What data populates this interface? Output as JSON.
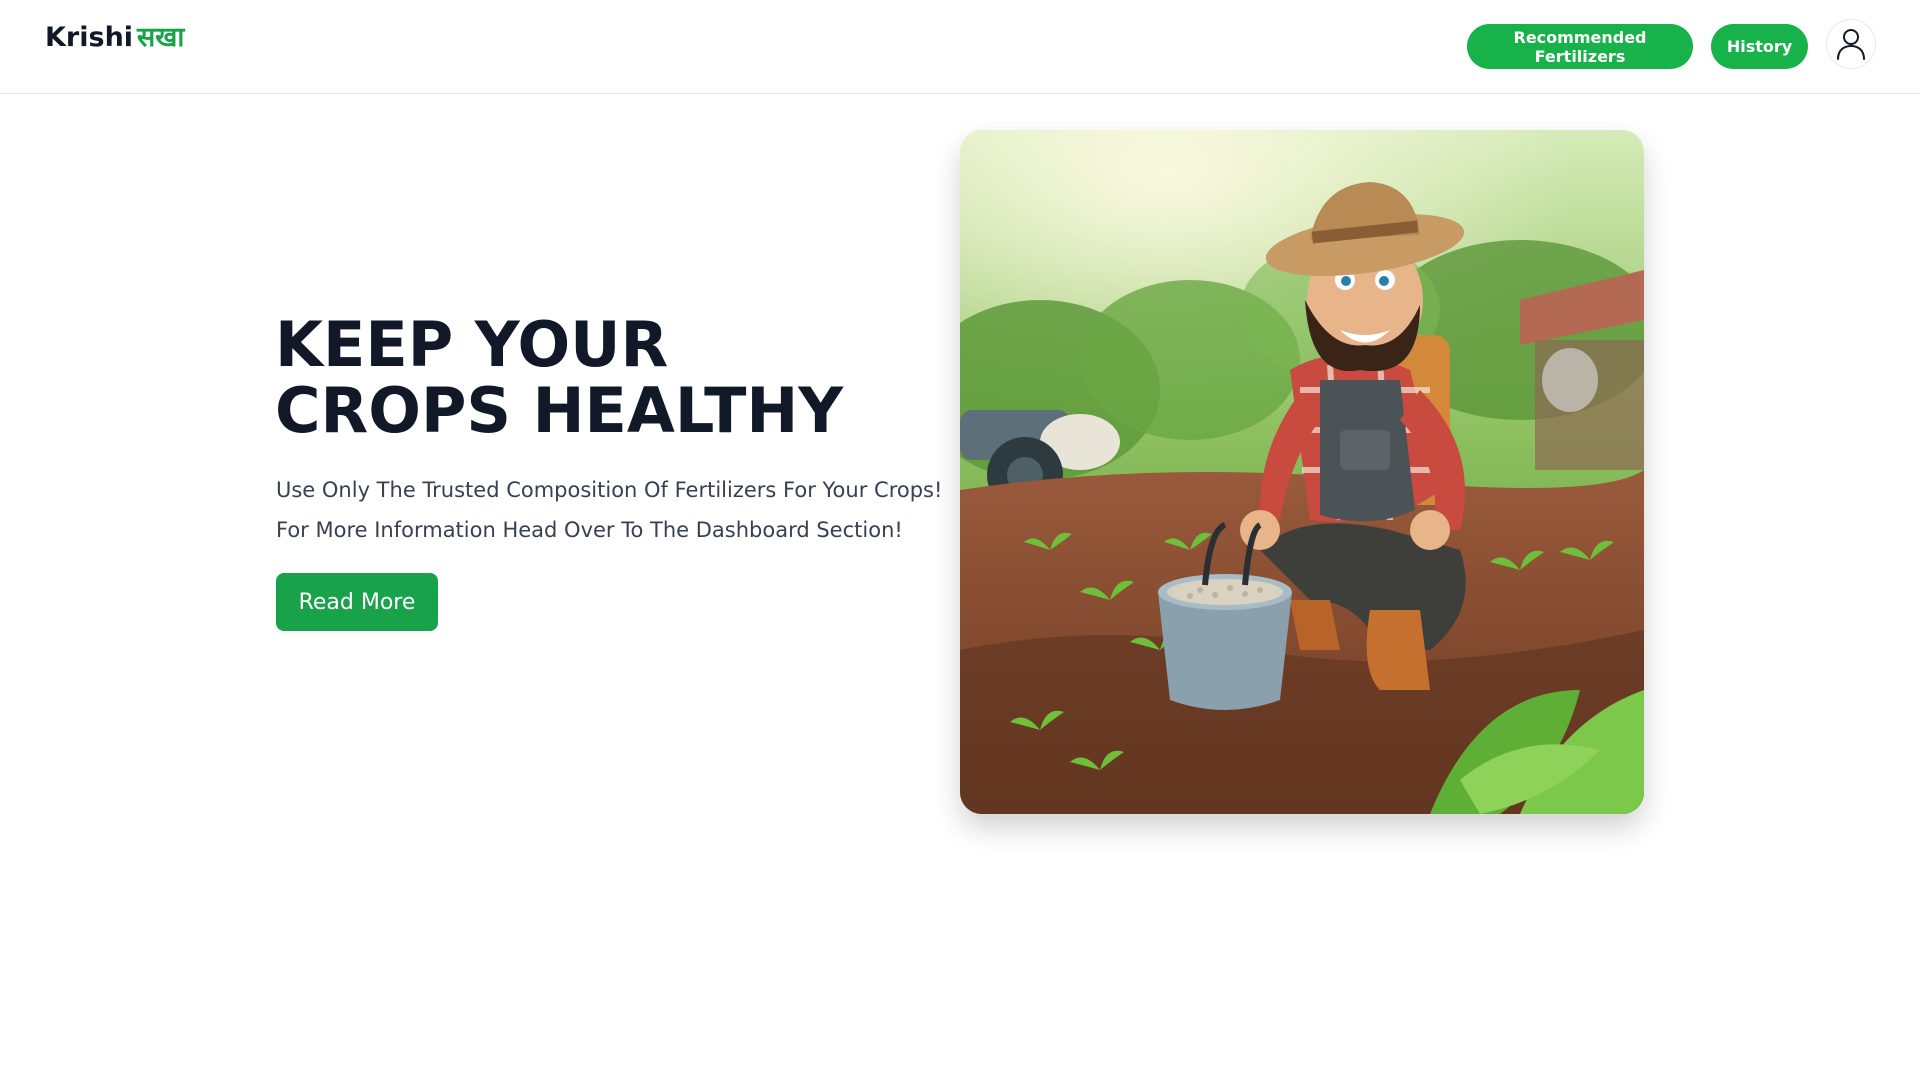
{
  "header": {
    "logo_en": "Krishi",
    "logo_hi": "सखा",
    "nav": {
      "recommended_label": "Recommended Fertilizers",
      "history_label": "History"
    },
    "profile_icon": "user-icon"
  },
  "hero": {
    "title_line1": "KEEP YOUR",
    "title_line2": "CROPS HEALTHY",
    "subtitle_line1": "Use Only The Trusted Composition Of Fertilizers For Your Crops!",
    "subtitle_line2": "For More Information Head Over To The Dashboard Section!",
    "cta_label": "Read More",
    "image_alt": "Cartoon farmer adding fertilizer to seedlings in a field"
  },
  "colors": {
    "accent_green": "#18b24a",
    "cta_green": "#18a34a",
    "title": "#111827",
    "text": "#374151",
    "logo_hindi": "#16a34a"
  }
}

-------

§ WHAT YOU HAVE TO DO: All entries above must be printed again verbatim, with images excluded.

§ SOLUTION:
What data populates this interface? Output as JSON.
{
  "header": {
    "logo_en": "Krishi",
    "logo_hi": "सखा",
    "nav": {
      "recommended_label": "Recommended Fertilizers",
      "history_label": "History"
    },
    "profile_icon": "user-icon"
  },
  "hero": {
    "title_line1": "KEEP YOUR",
    "title_line2": "CROPS HEALTHY",
    "subtitle_line1": "Use Only The Trusted Composition Of Fertilizers For Your Crops!",
    "subtitle_line2": "For More Information Head Over To The Dashboard Section!",
    "cta_label": "Read More",
    "image_alt": "Cartoon farmer adding fertilizer to seedlings in a field"
  },
  "colors": {
    "accent_green": "#18b24a",
    "cta_green": "#18a34a",
    "title": "#111827",
    "text": "#374151",
    "logo_hindi": "#16a34a"
  }
}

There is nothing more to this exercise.